After the plan is Conceived, you need to Communicate it (and that means ensuring that the plan is understood) to you team, them take Command (have metrics, and ensure progress is being made with minimal mistakes) and them Complete (ensure the steps are complete, compile lessons learned, and recognize major contributors).
When the stages are rushed, then the plan isn't fully flushed out. The team doesn't understand the requirements, the metrics, or the end goal. The work is performed, but not performed correctly. The end state often ends up looking very different from the perceived goals, and the goals are either abandoned or significant work / cost is invested to fix it.
In the long run: Slow is Smooth, Smooth is Fast means better projects with less cost. The next time you are going to jump in, slow down.
Earlier in the year, I stated some goals in a post, and I have made some progress towards them. Not as much as I would like, but progress all the same. Some updates:
1. The Website: I have a friend building a new site for me. Here is a screenshot:
Hopefully, the initial version will be up and running in a week or two, and then we will progress adjust, and refine in the coming months as C4 grows.
2. The Facebook Page: I haven't quite made the 3 times per week I was hoping for. At the moment, it is more like once a week. But I think I found a tool that will help with this, so more to come.
3. The YouTube Channel: I have a new banner on the page, and started getting into more of the features. I also bought better lighting and backdrop, so the videos will at least look professional (okay, a little more professional). Look for a welcome video in the next couple of weeks, as well as more videos on Leadership, and less on speeches for contests. I have some ideas to continue to grow this channel, but would love to get questions I can respond to on the channel.
4. The Twitter Feed: I've created a channel, and will start with leadership quotes during the weekdays, followed by articles and thoughts over the course of the day. Look for the first quote tomorrow!
5. Products: Just attended an NSA meeting in Houston, where the main topic was product creation. Got some really good ideas, and I can't wait to share them. Should have something on the site in the next couple of weeks / month.

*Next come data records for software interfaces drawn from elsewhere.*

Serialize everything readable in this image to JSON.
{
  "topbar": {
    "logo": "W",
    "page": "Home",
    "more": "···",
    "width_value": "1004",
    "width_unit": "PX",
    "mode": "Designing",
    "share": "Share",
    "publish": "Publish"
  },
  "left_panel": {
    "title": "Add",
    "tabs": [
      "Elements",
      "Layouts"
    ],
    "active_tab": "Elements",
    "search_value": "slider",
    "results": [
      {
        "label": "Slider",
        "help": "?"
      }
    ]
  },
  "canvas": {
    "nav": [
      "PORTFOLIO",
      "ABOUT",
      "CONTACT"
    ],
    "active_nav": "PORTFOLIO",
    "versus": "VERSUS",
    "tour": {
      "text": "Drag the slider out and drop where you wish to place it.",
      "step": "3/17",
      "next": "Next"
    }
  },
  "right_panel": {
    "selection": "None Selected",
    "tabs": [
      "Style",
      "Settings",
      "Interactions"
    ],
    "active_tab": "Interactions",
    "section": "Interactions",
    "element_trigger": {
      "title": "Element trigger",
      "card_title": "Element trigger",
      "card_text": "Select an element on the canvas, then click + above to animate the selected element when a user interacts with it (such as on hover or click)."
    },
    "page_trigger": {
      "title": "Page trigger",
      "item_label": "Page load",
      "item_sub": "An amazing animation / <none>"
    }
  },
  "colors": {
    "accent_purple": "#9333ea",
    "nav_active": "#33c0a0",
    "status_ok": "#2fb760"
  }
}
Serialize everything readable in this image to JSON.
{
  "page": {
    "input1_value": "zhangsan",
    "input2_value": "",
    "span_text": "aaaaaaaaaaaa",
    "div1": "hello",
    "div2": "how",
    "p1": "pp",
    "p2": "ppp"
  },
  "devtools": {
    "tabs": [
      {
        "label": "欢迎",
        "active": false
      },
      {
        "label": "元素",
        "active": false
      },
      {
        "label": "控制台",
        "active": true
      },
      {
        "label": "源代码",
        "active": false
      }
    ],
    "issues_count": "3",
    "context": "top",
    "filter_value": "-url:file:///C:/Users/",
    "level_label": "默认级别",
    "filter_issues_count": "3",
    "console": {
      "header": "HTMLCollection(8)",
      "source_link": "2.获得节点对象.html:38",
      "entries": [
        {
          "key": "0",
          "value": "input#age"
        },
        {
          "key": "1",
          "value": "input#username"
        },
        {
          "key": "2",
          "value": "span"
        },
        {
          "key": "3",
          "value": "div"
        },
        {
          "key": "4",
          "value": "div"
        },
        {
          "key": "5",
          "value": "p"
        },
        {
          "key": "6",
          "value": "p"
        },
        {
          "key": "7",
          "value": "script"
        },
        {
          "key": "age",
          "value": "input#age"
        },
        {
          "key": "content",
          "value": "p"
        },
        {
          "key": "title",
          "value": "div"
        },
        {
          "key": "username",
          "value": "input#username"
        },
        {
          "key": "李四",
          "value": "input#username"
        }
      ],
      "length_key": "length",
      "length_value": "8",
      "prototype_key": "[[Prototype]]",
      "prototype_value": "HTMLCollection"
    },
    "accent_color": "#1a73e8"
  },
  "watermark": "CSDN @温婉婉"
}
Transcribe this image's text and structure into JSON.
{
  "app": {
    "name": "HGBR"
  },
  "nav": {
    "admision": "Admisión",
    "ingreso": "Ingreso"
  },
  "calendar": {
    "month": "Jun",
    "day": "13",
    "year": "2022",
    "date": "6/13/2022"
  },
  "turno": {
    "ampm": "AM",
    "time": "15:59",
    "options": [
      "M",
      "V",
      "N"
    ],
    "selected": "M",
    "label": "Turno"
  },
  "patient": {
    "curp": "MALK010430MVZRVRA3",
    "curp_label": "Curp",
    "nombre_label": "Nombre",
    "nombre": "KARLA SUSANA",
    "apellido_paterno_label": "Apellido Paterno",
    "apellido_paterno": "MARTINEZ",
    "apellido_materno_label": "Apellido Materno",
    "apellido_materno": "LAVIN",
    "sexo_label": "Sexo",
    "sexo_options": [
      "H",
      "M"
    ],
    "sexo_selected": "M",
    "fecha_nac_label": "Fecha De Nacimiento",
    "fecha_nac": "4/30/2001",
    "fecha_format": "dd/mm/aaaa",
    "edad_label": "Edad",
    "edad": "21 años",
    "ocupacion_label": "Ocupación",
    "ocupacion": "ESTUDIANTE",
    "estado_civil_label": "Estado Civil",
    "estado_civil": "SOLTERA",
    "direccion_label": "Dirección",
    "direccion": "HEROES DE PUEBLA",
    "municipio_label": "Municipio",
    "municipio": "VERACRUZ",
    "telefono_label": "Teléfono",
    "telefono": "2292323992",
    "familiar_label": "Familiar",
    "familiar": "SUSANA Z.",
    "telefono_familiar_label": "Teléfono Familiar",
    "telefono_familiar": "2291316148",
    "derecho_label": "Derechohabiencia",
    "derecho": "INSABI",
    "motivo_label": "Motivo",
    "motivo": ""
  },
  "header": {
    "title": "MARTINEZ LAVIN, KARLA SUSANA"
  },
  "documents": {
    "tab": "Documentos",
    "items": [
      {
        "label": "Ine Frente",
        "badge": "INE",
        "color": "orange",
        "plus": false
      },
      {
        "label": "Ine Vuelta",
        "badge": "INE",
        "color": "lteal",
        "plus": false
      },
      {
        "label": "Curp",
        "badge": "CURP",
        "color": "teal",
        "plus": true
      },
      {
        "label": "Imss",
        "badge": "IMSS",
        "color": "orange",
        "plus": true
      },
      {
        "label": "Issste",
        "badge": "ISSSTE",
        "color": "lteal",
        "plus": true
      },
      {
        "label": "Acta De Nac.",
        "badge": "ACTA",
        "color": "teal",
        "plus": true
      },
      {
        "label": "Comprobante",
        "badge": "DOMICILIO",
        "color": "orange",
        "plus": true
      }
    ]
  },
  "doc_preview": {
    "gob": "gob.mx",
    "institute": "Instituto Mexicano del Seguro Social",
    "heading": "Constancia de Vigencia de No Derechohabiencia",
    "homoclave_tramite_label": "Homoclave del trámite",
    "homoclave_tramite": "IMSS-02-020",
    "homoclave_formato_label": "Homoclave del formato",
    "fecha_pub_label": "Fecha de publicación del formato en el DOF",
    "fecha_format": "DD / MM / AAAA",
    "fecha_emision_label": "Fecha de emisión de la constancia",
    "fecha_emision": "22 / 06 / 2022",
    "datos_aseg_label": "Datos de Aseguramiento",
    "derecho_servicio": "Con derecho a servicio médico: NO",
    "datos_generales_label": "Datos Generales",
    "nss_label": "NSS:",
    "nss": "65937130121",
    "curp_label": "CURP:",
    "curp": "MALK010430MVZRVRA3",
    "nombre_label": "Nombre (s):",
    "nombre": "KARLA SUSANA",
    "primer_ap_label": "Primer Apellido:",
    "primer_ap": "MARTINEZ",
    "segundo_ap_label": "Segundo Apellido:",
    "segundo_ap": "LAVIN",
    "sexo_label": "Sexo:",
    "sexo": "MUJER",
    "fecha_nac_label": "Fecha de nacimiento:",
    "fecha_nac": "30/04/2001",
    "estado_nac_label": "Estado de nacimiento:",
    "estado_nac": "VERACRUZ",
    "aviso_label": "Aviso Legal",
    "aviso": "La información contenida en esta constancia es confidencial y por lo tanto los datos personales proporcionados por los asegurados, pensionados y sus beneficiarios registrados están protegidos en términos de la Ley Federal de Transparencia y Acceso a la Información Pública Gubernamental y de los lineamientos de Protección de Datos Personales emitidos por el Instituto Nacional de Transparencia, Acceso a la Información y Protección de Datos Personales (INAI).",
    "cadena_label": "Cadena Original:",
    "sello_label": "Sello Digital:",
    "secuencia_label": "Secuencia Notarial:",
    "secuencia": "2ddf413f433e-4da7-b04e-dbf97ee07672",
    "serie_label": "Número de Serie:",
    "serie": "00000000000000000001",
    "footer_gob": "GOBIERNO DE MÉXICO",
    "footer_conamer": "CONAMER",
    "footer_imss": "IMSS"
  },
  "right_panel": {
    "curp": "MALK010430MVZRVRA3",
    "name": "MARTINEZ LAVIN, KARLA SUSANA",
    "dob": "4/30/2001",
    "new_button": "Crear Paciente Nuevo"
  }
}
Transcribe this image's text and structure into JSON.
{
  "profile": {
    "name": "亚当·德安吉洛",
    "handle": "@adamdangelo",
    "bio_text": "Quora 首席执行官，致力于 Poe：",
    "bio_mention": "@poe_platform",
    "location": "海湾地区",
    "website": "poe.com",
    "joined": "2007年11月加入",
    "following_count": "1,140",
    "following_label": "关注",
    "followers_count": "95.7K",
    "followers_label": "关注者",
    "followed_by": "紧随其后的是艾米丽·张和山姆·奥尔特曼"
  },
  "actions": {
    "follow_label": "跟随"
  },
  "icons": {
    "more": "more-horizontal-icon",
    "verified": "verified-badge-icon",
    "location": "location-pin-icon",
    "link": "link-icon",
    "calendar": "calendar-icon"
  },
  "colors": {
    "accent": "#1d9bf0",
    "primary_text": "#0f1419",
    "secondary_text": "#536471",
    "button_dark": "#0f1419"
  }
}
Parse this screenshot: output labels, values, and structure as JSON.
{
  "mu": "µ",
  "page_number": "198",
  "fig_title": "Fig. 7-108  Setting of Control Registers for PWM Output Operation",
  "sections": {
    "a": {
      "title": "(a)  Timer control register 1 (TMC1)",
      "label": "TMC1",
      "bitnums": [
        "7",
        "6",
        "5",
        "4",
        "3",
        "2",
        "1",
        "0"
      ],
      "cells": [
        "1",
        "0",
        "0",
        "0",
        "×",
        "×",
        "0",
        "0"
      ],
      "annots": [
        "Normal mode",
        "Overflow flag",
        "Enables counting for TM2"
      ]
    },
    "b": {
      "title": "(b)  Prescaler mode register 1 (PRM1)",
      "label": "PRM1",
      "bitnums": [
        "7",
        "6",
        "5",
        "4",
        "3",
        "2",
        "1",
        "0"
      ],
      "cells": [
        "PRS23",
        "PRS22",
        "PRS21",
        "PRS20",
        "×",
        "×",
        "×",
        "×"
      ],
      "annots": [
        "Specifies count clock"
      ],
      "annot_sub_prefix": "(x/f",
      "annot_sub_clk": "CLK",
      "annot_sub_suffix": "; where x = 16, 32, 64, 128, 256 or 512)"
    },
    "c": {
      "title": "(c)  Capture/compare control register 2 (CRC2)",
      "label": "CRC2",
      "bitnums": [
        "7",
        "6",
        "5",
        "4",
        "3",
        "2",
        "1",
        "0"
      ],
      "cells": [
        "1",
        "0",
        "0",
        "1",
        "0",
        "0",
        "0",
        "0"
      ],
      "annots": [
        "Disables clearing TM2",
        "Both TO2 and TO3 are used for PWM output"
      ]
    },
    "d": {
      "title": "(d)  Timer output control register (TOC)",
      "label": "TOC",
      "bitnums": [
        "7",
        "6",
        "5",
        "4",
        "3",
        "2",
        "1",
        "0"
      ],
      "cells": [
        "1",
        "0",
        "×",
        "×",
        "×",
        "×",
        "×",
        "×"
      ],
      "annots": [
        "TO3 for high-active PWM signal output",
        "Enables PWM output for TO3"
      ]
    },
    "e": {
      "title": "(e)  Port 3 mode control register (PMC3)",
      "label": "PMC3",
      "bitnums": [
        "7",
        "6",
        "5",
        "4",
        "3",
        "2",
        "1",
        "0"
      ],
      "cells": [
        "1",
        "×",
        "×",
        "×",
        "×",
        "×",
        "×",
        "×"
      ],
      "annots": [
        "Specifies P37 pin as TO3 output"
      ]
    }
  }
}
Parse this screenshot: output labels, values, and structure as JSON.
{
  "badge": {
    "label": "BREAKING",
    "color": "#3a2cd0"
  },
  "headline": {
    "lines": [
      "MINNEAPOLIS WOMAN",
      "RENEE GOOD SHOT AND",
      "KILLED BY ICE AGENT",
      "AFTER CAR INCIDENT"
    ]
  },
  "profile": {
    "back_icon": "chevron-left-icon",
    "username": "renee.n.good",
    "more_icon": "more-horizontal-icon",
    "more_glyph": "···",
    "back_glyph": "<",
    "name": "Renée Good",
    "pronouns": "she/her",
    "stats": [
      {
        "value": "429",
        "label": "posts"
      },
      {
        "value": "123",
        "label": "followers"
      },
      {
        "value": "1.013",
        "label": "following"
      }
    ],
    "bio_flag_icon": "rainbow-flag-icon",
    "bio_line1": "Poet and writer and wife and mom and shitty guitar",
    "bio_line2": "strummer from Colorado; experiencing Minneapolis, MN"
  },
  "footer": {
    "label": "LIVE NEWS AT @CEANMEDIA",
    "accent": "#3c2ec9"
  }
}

I hope you are as excited as I am for this. I think it will be a good way to get started, and I can't wait to hear what everybody thinks.